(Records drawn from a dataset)
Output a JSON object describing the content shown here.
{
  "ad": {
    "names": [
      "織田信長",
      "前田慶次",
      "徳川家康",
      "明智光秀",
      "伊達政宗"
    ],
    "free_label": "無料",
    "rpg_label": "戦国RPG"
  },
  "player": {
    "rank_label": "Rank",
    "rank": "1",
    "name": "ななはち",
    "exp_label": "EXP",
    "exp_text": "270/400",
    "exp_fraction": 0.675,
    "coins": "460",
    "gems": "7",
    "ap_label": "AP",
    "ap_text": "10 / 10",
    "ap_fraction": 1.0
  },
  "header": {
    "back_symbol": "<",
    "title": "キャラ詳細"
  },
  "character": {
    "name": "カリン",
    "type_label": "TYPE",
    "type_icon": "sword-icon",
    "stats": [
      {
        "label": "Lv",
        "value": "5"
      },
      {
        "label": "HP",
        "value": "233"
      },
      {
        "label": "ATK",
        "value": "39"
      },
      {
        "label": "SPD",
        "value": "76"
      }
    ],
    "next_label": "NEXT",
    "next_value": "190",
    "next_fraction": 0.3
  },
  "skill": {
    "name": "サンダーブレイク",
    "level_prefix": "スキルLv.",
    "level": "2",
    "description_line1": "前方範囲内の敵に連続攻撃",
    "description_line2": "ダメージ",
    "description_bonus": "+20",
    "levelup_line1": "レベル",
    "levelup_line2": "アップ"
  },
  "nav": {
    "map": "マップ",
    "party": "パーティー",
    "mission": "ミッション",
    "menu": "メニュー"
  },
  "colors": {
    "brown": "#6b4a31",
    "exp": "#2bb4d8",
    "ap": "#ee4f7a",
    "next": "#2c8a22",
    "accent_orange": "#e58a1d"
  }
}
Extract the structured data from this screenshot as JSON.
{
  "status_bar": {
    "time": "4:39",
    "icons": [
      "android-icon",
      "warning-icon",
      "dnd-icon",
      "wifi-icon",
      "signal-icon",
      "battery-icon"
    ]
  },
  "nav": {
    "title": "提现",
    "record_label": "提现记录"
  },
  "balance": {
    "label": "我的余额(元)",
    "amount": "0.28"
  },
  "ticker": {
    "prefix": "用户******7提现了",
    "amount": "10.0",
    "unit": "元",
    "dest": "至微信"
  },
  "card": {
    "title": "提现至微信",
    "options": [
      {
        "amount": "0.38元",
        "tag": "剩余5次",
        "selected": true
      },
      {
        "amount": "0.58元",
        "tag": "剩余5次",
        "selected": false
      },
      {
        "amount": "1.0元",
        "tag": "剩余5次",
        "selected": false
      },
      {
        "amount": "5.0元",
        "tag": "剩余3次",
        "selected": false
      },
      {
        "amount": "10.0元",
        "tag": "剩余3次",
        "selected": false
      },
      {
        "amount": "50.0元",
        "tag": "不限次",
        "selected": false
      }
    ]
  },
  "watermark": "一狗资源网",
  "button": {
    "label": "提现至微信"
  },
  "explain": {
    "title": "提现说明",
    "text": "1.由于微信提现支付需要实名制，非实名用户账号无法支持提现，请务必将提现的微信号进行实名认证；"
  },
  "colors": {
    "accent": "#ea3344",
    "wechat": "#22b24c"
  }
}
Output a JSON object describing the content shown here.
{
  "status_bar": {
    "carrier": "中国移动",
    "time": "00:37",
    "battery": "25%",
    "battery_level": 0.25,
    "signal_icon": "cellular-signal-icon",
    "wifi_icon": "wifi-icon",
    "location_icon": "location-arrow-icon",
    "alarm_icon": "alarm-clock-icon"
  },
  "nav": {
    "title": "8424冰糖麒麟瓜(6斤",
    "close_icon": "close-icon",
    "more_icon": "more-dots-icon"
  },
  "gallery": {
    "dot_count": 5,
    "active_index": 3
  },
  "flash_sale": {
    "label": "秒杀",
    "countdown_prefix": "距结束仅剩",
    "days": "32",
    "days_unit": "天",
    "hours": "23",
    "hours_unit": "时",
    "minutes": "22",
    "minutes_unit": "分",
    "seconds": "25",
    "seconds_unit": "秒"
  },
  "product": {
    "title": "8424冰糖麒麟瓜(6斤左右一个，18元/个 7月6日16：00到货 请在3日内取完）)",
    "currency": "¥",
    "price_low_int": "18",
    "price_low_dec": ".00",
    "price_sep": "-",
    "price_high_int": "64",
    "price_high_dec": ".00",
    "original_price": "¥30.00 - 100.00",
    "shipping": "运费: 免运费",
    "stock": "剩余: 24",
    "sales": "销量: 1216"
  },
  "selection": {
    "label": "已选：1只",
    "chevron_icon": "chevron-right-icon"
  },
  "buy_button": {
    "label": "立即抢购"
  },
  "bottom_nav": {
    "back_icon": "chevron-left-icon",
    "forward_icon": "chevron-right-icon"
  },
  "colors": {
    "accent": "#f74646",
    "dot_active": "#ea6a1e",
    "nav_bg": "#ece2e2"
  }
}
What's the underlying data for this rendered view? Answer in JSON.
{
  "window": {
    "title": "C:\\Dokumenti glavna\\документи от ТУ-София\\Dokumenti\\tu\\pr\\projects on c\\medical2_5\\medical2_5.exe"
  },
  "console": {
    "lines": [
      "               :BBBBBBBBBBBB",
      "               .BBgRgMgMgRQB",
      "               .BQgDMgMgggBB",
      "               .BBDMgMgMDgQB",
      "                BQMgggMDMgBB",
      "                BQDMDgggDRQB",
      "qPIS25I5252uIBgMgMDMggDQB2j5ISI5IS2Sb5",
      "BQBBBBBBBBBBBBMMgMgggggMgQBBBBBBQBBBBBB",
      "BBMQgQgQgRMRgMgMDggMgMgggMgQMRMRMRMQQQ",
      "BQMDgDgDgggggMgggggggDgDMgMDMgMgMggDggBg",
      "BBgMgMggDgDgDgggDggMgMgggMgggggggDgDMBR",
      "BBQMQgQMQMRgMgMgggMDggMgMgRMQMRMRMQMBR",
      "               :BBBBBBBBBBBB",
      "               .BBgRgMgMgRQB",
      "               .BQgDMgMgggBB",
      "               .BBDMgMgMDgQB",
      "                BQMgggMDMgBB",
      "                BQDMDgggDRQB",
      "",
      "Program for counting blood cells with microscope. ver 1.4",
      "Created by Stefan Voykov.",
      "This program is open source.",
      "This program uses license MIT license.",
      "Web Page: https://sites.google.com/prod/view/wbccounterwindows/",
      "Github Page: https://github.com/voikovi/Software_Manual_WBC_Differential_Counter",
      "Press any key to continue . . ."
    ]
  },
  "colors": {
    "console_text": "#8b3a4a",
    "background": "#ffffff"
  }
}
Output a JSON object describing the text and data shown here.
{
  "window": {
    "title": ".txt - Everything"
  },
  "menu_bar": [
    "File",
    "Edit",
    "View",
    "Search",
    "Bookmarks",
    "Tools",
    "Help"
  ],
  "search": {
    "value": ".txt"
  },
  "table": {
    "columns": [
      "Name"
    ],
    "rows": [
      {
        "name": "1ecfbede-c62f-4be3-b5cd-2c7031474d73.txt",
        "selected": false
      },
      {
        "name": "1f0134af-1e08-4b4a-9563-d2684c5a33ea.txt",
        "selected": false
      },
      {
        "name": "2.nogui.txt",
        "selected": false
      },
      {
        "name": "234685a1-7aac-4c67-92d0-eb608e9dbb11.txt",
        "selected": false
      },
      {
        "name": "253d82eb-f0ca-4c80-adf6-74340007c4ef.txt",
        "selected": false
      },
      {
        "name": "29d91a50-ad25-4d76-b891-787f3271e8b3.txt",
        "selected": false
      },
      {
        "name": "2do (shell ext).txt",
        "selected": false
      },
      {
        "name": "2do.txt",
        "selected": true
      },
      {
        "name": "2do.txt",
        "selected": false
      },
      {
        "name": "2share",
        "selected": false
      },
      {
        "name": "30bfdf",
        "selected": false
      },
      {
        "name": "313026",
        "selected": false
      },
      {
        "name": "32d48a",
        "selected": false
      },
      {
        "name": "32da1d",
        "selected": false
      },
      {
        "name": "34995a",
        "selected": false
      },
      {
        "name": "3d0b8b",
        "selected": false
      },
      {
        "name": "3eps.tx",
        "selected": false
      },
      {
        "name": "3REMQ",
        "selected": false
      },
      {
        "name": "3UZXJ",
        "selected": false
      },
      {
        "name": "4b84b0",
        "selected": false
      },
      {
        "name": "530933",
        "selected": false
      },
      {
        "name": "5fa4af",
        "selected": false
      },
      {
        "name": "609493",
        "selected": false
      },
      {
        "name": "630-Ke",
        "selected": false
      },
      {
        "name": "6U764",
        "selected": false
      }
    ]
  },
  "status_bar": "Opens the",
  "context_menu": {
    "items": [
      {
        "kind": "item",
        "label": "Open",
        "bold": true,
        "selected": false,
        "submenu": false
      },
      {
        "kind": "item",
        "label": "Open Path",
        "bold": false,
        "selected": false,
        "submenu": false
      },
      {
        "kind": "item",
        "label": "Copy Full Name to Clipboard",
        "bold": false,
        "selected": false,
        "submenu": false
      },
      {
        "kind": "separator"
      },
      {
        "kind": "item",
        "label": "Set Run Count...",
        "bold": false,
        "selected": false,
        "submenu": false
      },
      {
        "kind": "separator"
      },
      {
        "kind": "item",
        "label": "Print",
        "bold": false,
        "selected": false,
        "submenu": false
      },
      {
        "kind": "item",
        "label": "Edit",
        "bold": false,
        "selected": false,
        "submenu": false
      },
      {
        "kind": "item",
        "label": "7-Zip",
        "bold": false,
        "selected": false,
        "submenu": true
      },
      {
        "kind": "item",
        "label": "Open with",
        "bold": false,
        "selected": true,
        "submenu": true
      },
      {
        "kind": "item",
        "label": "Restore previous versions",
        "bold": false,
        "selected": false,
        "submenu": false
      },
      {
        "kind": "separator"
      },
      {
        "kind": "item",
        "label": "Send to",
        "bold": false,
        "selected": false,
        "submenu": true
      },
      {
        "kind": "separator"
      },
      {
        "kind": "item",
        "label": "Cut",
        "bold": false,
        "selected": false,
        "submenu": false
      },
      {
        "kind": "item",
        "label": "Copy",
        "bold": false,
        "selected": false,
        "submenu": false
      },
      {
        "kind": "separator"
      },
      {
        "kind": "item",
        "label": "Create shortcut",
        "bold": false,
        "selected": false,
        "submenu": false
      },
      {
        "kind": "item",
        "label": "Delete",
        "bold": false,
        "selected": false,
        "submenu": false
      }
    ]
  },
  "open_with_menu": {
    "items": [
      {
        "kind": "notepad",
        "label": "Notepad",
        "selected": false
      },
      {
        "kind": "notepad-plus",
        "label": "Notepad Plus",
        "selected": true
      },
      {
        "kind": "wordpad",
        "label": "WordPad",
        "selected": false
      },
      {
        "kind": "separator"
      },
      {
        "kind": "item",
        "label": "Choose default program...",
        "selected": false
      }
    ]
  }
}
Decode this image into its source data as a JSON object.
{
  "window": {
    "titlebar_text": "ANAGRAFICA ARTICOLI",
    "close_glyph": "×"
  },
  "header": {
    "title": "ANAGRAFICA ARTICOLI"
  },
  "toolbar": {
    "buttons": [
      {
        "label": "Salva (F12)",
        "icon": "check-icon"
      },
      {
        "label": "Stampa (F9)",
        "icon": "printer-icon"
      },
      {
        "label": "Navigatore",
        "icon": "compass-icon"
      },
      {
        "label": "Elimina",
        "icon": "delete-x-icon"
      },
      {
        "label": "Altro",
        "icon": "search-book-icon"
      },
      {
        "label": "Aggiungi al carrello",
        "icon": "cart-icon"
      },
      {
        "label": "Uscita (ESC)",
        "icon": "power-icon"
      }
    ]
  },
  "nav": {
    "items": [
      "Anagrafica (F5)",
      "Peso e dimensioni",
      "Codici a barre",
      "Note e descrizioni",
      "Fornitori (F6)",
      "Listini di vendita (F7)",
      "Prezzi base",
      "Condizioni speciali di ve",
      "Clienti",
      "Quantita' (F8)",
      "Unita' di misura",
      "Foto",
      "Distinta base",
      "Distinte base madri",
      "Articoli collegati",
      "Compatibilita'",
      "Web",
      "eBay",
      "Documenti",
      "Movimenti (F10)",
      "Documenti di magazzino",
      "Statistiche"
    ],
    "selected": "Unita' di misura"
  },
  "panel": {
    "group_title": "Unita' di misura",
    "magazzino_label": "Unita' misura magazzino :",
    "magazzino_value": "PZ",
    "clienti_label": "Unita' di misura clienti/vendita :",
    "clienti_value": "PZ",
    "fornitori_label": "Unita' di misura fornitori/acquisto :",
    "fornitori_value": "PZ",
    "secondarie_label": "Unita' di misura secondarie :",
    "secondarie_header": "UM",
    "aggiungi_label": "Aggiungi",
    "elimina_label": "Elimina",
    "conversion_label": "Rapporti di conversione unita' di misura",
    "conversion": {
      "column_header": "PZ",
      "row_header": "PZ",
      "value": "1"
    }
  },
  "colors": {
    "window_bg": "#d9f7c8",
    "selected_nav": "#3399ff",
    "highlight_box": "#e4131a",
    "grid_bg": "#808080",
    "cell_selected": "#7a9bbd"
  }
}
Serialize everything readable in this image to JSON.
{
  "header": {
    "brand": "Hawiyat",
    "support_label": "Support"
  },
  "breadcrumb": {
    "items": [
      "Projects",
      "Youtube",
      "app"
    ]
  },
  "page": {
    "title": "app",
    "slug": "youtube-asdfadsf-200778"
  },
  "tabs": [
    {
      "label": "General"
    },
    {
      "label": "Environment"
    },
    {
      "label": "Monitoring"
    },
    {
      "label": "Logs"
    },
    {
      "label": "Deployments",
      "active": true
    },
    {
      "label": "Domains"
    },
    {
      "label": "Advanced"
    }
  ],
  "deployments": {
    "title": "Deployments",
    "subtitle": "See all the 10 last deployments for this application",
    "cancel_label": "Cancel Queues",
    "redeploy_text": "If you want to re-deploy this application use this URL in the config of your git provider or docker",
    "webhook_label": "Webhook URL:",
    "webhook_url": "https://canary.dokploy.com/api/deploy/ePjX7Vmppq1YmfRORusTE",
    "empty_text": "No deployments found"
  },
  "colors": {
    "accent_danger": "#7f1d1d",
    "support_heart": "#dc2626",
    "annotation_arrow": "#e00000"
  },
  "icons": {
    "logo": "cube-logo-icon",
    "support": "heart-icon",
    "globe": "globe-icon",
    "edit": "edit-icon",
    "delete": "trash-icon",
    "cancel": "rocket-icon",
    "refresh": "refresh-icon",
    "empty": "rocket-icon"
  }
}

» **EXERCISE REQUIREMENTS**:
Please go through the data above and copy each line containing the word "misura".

» **TASK SOLUTION**:
      "Unita' di misura",
    "selected": "Unita' di misura"
    "group_title": "Unita' di misura",
    "magazzino_label": "Unita' misura magazzino :",
    "clienti_label": "Unita' di misura clienti/vendita :",
    "fornitori_label": "Unita' di misura fornitori/acquisto :",
    "secondarie_label": "Unita' di misura secondarie :",
    "conversion_label": "Rapporti di conversione unita' di misura",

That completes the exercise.